Charanga Cakewalk isn't really a band, but a project from multi-instrumentalist Michael Ramos, who's worked with artists like the BoDeans, the Rembrandts, John Mellencamp, and Patty Griffin. This takes him in a very different direction, however, toward his family's roots of Latin music. There's very little traditional about it. Instead, Ramos keeps a downbeat electronica vibe running through his pan-Latin ideas, where cumbias merge with everything else, taking in an early Santana influence on "Mexicanos" (but without the lead guitar) or a touch of Manu Chao style on "Tu y Yo," with its slightly loopy rhythm and merrily sloppy vocals. In between there's plenty to enjoy, mostly originals apart from "La Negra Celina" (which is also appended in a light Hex Hector remix). A few guests add vocals and guitars, but this is about the grooves, the melodies, and the rhythms, and Ramos has plenty of all three. Modern enough in its sound to keep the attention, but still old-school enough to pay attention to melody, it's a fascinating, and thoroughly enjoyable, piece of work.
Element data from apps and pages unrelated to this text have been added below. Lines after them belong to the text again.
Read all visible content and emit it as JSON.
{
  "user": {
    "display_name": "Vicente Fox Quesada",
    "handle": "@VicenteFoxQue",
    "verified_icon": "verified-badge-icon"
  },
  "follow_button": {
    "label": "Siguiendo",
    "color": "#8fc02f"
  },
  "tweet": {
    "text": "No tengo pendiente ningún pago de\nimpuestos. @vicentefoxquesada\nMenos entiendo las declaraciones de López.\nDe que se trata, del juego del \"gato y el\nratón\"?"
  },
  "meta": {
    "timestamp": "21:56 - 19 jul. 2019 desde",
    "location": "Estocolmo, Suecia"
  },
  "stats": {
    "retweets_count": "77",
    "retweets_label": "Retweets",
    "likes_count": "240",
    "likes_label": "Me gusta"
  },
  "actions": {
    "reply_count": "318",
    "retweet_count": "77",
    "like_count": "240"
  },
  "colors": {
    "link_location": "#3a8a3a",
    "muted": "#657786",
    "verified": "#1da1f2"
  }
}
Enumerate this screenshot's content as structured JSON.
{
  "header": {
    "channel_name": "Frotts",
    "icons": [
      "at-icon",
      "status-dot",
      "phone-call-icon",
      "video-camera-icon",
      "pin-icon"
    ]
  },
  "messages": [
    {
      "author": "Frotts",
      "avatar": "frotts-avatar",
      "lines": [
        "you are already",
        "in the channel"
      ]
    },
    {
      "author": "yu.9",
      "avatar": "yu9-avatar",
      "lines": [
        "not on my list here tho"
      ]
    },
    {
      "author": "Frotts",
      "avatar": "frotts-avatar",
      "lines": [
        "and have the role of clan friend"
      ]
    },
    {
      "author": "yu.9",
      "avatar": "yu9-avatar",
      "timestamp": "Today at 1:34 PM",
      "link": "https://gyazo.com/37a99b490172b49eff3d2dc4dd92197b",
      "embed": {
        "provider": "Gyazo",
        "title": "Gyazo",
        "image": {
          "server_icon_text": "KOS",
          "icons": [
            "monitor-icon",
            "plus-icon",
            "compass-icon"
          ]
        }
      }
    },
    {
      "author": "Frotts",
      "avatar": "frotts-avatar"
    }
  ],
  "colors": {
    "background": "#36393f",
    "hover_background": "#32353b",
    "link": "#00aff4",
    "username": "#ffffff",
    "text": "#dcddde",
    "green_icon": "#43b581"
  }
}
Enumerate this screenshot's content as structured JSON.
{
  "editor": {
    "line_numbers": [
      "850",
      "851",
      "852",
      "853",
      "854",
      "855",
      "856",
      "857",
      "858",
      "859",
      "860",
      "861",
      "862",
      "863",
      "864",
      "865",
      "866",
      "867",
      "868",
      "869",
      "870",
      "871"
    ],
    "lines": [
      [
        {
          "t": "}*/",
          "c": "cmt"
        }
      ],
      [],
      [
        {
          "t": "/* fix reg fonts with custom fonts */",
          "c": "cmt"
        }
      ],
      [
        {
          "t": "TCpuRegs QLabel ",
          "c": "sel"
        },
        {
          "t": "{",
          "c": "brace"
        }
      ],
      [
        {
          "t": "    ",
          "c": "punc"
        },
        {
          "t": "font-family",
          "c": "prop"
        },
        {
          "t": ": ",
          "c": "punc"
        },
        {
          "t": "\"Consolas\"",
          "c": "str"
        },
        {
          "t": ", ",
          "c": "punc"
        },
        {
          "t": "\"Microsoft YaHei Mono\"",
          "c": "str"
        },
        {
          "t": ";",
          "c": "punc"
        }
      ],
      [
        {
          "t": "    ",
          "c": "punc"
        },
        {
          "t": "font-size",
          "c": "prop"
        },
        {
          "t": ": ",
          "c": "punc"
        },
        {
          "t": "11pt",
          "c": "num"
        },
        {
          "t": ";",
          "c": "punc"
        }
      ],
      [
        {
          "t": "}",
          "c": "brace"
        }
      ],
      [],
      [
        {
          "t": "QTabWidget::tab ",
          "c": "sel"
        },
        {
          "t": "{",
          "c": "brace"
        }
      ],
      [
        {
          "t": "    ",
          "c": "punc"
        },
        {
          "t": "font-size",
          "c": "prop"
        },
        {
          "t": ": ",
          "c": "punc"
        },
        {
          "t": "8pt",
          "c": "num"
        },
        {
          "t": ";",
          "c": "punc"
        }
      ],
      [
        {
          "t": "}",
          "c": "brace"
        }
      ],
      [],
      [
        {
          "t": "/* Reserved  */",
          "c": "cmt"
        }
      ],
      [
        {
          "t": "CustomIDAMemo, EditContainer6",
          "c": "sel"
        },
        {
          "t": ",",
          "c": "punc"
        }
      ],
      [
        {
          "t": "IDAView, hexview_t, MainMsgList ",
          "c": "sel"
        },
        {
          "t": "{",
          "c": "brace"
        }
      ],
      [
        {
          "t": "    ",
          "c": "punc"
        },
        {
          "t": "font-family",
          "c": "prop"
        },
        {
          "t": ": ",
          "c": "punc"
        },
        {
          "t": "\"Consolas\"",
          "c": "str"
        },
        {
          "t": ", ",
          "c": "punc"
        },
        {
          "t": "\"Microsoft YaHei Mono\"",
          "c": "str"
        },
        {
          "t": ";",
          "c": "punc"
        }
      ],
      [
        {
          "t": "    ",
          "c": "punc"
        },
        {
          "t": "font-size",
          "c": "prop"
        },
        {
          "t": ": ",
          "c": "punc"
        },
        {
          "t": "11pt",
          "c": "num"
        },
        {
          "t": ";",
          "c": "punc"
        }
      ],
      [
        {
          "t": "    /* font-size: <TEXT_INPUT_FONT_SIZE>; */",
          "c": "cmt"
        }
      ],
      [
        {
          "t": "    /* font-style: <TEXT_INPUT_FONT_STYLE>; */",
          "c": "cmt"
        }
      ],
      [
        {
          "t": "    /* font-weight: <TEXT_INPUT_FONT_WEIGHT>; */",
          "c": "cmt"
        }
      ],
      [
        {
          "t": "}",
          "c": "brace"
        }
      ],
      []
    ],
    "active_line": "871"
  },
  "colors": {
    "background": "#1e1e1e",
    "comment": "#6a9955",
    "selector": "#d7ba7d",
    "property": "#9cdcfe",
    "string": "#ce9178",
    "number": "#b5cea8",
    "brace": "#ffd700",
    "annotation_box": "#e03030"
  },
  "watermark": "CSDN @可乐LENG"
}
It's also a remarkably accomplished debut that bodes very well for the future.
Share this page
AllMusic Review by Chris Nickson